White House officials contacted by Deutsche Presse-Agentur denied that Hutcherson had any link with [the White House Office of Faith-Based and Community Initiatives].
Hutcherson “was not appointed ‘special envoy’ by [the White House Office of Faith-Based and Community Initiatives],” said White House spokeswoman Alyssa McClenning.
He has no official status or links with the body which would legitimately allow him to claim to represent the White House on a foreign visit, she added.
Hutcherson responded angrily to the comment, saying that he “did not appreciate being called a flat liar” and that the White House press office were unaware of his role.
Hutcherson has been a hard man to get in touch with. However, I finally managed to reach him on his cell phone yesterday.
When we spoke, Hutcherson reversed course and said he had the video, but would not be showing it to me.
“Oh yeah, I have it,” he told me. But, he added: “My relationship with the White House is much more important than my relationship with you.”
Hutcherson said he believes that if he produces the video, it will be used to embarrass the White House.
“I’m not going to give you information so you can go and attack the White House,” he told me. “Either way you win.”
If he doesn’t show the video, he remains vulnerable to charges that it doesn’t exist and that he was exaggerating or outright fabricating his “Special Envoy” status. If he does produce it, he risks further eroding his relationship with the White House.
Hutcherson told me that he believes the director of the White House Office of Faith Based and Community Initiatives recently put out a statement supporting Hutcherson’s version of events. I can find no evidence of this, and it seems unlikely that such a statement would have been missed by the reporters who are interested in this story. A phone call (today) and an email (yesterday) to the Office of Faith Based and Community Initiatives requesting clarification on this point have not been returned.
That’s fine with Hutcherson.
“You tell the White House, if they’re not going to say anymore, that’s fine,” Hutcherson told me.
Hutcherson seems to hope this story will stop here, with him claiming the White House version of events is wrong and the White House declining to comment further.
Perhaps it will. Or perhaps he’ll be willing to show his alleged tape to a reporter for a paper that he isn’t so upset with.
Hutcherson certainly sounded fed up with The Stranger in our conversation yesterday, which was a dramatic change of tone.
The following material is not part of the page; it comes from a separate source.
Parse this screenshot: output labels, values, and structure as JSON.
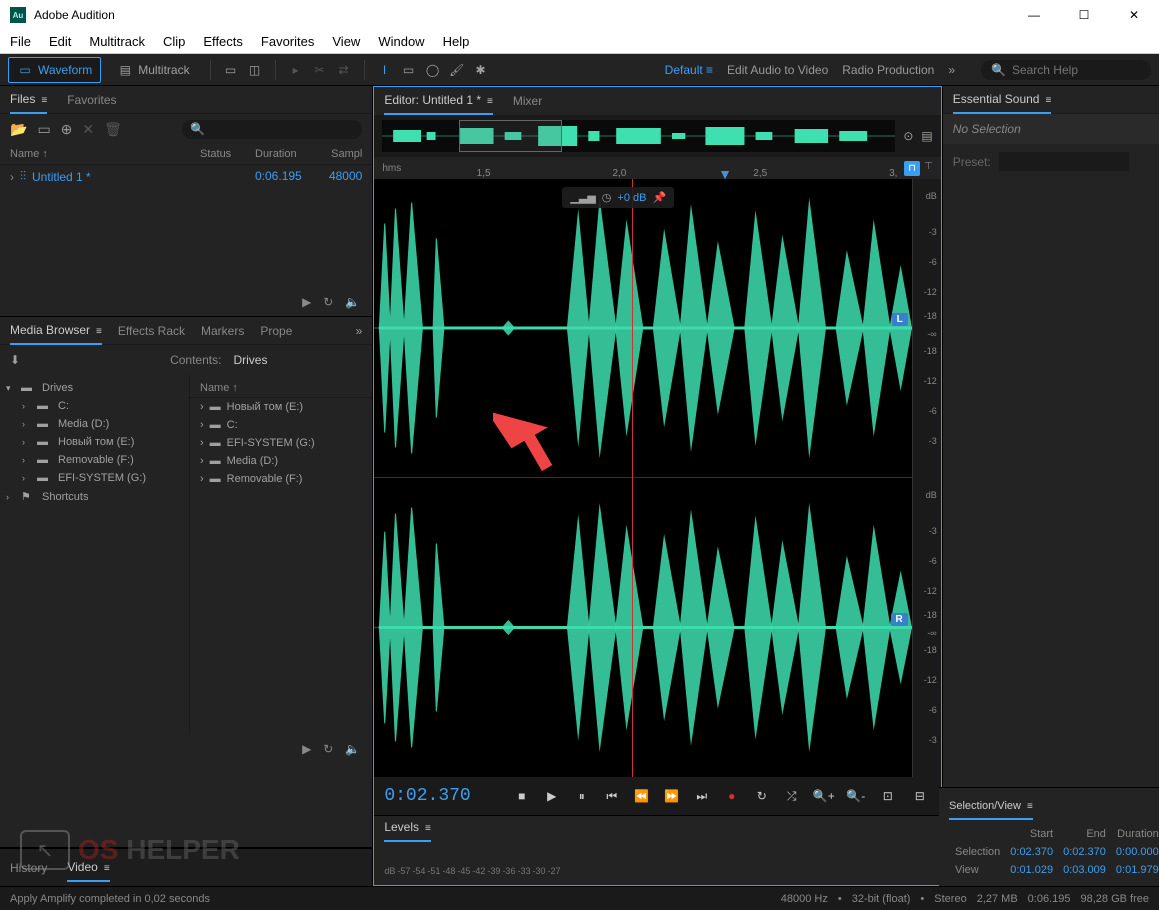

After calling me his “brother” in phone and email messages over the past weeks, he angrily told me yesterday not to call him anymore, said The Stranger had “attacked” him, and said he would be happy to show his video in a court fight against The Stranger—which I interpreted as a thinly-veiled threat of legal action against the paper.
I told him I was simply trying to follow up on a test he himself had set up: The alleged video.
“Brother, I’m not giving you nothing,” Hutcherson said to me. “Don’t call me. Bye.” And then he hung up.